» Instructions to follow: Scan the records for "toán" and copy each line that contains it.

═════ Provided records ═════

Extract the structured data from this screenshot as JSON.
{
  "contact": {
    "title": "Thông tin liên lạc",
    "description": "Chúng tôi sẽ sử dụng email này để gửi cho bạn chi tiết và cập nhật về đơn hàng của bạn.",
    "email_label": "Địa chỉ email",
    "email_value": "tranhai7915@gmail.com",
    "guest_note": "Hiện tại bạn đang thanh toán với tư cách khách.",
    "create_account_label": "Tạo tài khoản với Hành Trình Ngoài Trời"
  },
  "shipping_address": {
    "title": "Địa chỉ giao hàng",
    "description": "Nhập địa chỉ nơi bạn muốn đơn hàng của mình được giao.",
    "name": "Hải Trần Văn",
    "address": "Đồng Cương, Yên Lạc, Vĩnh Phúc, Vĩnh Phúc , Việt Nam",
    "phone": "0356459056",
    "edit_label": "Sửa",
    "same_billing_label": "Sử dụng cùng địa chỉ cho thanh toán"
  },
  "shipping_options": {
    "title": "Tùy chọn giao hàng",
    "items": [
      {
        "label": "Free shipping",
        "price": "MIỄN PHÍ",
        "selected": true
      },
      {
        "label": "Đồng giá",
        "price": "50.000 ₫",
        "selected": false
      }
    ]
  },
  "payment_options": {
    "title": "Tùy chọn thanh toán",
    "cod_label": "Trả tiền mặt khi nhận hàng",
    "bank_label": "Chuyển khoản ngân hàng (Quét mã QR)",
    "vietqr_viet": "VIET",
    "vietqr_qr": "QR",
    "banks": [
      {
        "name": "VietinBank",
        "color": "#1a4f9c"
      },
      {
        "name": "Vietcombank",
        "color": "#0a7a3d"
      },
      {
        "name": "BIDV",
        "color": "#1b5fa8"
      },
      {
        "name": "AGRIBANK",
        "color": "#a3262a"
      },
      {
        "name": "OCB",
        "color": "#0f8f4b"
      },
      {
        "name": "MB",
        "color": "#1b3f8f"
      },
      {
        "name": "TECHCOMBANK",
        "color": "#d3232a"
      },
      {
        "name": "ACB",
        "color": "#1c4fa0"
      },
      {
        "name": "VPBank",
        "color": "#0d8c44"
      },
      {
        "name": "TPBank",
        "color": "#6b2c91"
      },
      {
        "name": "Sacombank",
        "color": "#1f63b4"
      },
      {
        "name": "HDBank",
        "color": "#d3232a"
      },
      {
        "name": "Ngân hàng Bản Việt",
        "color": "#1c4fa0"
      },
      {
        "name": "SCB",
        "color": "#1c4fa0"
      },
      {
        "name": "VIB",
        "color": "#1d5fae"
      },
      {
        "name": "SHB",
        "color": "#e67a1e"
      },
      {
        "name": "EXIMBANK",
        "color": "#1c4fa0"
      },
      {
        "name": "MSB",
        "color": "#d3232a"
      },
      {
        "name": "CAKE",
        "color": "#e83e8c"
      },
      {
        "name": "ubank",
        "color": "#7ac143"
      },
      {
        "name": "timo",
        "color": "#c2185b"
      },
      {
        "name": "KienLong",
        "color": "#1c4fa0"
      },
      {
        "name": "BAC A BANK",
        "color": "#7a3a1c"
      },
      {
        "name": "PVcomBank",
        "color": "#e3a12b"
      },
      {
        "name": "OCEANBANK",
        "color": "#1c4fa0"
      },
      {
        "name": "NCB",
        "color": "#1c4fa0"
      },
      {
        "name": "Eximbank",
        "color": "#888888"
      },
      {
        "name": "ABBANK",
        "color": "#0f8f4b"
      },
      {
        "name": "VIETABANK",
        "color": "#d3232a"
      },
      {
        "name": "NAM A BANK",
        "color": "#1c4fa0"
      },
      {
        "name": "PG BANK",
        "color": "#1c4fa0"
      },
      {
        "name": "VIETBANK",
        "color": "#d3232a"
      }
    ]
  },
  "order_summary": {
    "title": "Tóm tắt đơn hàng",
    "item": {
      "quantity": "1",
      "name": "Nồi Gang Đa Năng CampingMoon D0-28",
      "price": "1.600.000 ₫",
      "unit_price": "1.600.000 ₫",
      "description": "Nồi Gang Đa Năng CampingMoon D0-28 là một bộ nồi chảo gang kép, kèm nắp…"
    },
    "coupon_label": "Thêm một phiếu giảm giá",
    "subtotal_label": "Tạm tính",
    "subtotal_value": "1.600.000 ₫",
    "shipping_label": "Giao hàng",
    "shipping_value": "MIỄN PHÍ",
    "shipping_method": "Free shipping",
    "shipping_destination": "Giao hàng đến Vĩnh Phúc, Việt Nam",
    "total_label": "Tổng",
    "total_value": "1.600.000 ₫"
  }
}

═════

» Response:
    "guest_note": "Hiện tại bạn đang thanh toán với tư cách khách.",
    "same_billing_label": "Sử dụng cùng địa chỉ cho thanh toán"
    "title": "Tùy chọn thanh toán",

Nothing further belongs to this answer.